Posted on June 4, 2013 by Elliott Laws
With the 20th anniversary of Executive Order 12898 soon approaching, EPA has been planning on extensively incorporating “environmental justice” into its permitting processes. This executive order required all federal agencies to address disproportionately adverse human health or environmental effects of their programs, policies, and activities on minority and low-income populations in the U.S.
To that end, nearly two years ago, EPA issued “Plan EJ 2014” as a roadmap – not as a rule – to implement the executive order throughout the agency. Specifically, Plan EJ 2014 formally introduced EPA’s priorities of promoting increased public participation in the permitting process and considering more stringent permit conditions. In February of this year, EPA selected two case studies that highlight the agency’s approach to achieving these permitting priorities.

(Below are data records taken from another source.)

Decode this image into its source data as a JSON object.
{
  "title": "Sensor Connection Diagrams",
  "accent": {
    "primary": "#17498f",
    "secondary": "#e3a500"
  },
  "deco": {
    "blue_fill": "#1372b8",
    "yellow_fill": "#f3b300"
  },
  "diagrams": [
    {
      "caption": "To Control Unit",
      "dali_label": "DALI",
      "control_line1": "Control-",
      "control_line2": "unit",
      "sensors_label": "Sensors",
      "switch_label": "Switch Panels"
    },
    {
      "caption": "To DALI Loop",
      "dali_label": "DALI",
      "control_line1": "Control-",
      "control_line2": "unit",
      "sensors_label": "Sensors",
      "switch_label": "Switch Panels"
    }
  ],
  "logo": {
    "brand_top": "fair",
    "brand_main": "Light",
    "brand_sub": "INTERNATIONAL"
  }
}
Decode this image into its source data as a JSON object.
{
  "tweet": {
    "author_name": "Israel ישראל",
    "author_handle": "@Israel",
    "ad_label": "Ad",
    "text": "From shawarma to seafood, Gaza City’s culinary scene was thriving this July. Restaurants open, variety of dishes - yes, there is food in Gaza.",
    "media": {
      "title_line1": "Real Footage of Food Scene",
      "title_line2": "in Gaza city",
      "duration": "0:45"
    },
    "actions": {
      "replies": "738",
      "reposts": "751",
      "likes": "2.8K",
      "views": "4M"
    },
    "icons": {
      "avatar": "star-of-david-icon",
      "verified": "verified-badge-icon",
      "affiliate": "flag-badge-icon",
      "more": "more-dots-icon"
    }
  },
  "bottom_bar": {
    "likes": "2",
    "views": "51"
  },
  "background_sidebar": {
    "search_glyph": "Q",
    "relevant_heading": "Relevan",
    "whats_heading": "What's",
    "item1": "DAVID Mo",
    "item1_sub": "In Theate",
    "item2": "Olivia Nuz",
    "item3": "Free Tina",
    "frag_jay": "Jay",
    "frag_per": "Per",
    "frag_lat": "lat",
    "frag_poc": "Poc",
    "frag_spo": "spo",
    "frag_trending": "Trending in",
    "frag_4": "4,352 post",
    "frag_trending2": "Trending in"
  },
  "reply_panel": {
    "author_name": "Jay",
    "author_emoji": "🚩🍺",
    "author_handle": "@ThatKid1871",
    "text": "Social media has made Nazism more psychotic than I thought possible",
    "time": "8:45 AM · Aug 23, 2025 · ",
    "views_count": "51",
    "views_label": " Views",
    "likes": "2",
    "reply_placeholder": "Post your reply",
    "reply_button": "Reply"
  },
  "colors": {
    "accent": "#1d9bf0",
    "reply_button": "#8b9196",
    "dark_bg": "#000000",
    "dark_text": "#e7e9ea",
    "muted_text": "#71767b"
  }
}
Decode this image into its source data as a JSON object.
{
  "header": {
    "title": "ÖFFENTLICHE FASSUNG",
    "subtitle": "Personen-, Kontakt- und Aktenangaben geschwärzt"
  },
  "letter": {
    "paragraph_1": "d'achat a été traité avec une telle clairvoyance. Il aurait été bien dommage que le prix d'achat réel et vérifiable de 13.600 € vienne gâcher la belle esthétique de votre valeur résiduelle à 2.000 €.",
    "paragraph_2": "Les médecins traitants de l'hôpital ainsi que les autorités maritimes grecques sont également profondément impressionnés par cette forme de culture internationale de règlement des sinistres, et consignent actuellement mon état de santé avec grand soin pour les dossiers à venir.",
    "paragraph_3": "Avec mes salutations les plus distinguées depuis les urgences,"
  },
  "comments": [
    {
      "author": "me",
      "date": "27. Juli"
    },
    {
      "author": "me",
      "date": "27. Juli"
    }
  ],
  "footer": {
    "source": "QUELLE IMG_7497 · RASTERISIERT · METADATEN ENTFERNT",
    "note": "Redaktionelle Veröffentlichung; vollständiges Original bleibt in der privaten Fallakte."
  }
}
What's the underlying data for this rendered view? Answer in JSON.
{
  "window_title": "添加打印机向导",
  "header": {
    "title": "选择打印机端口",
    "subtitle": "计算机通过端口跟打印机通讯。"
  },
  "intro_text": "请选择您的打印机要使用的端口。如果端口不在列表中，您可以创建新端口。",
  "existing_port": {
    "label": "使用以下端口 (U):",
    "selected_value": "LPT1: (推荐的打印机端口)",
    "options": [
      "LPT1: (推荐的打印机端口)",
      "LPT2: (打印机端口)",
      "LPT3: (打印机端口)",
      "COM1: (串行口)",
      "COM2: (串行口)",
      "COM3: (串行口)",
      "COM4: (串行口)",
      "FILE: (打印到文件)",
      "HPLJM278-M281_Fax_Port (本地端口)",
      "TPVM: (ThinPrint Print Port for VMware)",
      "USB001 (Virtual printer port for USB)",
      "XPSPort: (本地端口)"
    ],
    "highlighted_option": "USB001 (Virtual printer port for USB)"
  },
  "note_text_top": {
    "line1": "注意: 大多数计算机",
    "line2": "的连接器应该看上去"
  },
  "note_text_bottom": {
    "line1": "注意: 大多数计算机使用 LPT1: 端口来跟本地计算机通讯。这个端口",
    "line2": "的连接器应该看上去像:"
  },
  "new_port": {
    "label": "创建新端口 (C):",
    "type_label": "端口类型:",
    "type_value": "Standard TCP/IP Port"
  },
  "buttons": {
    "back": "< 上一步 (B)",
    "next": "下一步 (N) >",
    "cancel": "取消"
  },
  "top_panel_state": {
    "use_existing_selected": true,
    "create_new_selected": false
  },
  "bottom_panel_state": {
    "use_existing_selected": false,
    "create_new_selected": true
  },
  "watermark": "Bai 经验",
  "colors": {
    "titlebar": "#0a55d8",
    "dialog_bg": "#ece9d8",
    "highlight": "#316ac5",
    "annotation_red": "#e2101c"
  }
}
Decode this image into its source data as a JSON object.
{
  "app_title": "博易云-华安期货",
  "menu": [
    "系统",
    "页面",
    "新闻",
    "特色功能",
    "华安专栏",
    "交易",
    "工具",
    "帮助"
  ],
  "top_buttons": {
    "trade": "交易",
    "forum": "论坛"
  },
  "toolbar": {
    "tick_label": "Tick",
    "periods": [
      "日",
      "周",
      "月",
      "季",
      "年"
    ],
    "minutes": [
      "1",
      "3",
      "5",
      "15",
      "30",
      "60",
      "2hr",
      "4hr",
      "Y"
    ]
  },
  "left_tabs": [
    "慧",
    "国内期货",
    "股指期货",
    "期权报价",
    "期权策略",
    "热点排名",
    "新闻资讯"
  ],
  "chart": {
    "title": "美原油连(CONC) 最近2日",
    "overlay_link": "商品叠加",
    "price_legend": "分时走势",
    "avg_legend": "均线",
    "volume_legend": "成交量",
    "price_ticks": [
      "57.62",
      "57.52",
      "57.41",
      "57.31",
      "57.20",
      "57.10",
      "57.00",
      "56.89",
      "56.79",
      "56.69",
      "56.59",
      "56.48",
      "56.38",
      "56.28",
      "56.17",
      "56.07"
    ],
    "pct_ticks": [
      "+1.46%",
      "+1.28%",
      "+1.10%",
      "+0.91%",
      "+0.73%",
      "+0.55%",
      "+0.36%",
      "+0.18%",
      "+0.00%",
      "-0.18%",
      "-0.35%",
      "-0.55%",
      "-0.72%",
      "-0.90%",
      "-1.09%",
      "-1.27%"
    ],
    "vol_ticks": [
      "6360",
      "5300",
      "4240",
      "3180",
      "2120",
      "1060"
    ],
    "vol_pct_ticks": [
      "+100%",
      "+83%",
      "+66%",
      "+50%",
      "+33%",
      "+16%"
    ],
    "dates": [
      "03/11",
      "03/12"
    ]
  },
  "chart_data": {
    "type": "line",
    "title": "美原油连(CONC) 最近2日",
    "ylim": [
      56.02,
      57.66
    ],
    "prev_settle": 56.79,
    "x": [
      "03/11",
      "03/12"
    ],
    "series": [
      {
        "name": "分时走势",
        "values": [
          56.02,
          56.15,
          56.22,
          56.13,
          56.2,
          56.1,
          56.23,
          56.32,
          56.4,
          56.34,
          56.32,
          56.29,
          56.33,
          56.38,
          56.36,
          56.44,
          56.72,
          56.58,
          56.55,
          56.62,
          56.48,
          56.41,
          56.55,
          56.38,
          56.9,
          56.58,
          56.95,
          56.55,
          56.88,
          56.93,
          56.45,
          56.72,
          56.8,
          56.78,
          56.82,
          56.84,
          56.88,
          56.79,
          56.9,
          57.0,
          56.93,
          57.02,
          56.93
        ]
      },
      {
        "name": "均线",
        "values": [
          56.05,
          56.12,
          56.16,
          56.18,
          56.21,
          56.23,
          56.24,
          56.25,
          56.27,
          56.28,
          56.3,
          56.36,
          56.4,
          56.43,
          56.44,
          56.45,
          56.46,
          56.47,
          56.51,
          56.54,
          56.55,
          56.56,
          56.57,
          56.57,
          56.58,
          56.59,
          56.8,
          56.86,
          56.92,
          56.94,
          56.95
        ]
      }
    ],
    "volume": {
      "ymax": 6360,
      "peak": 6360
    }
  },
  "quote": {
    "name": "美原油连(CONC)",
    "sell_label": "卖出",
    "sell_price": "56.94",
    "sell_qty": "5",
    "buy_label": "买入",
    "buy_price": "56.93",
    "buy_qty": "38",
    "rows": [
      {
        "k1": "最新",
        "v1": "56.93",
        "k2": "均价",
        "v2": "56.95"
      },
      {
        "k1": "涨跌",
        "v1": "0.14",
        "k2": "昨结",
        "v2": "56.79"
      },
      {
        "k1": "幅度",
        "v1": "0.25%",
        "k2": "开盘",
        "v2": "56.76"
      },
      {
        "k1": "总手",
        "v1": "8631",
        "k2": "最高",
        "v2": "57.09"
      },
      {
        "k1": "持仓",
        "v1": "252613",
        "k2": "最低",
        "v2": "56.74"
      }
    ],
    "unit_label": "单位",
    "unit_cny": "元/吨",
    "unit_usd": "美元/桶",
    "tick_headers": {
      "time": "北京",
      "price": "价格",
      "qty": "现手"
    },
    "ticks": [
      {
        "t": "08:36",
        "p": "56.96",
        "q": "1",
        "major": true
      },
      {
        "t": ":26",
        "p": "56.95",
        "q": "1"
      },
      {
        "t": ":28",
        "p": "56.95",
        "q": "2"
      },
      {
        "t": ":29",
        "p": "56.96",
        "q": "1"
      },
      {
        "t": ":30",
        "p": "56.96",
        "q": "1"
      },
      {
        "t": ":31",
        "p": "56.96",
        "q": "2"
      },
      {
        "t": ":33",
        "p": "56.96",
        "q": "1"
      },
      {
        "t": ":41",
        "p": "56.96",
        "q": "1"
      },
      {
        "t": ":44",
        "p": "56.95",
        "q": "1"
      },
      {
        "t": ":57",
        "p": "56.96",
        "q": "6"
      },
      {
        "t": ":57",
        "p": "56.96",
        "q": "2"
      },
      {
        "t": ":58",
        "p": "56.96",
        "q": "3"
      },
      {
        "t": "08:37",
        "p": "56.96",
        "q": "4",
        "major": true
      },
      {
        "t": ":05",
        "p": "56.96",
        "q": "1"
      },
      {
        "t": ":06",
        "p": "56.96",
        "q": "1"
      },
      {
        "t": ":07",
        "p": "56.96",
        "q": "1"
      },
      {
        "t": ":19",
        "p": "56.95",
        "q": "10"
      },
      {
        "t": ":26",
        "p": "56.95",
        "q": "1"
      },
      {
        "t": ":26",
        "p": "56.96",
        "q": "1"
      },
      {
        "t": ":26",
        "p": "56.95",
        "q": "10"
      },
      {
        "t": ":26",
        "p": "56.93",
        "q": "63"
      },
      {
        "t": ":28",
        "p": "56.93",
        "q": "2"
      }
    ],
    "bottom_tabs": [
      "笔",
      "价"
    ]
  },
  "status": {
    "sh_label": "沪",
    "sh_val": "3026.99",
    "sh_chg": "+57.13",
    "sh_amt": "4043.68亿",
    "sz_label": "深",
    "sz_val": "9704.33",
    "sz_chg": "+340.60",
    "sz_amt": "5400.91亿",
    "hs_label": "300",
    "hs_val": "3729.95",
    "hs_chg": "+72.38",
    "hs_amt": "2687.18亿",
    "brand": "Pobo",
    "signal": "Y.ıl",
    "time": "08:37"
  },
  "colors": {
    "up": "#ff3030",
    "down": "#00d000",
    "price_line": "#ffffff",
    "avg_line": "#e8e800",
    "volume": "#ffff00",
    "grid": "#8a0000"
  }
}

The first case study involved a recent Prevention of Significant Deterioration (PSD) permit for the Pioneer Valley Energy Center, a power plant expected to generate up to 431 MW in Westfield, Massachusetts. From the developers’ filing of the permit application in November 2008 through EPA’s issuing of the final permit in April 2012, Region 1 incorporated what it has described as environmental justice into this permitting process by providing enhanced public engagement opportunities and including more stringent conditions in the permit. These stricter conditions were aimed at limiting the applicant’s ability to burn ultra-low sulfur diesel for testing of its emergency generator when air quality would already be diminished.
The second case study involved a National Pollutant Discharge Elimination System (NPDES) general permit for oil and gas exploration in Cook Inlet, Alaska. Even as this permit has evolved over time, now with federal and state authority split, the subject conditions have been based on environmental justice considerations dating back to 2006-2007. In the permit’s 2007 iteration, Region 10 incorporated environmental justice into this permitting process by collecting and considering tribal traditional knowledge about the effects of development and by imposing more restrictive permit conditions. These conditions imposed new monitoring requirements, extended the area where discharges were prohibited for all sources from 1,000 to 4,000 meters from sensitive coastal areas, and explicitly did not authorize several types of drilling discharges for new sources.
There are two striking facets of these case studies. First, even as EPA found no disproportionate adverse effect on minority populations, low-income populations, or tribal populations, EPA still included somewhat more restrictive permit conditions based upon environmental justice considerations. Second, the imposed conditions do not appear to be particularly onerous – perhaps explaining why the permittees did not challenge the additional restrictions. Opinions vary as to the impact of these “EJ conditions” on the permitting process, as EPA likely could have imposed these restrictions under existing statutes and regulations without any reference to environmental justice.
Nevertheless, EPA seems to be testing the limits of its authority and telegraphing its intent to continue these efforts. Consequently, practitioners and permit applicants should be wary of EPA seeking to impose potentially unnecessary conditions based upon environmental justice.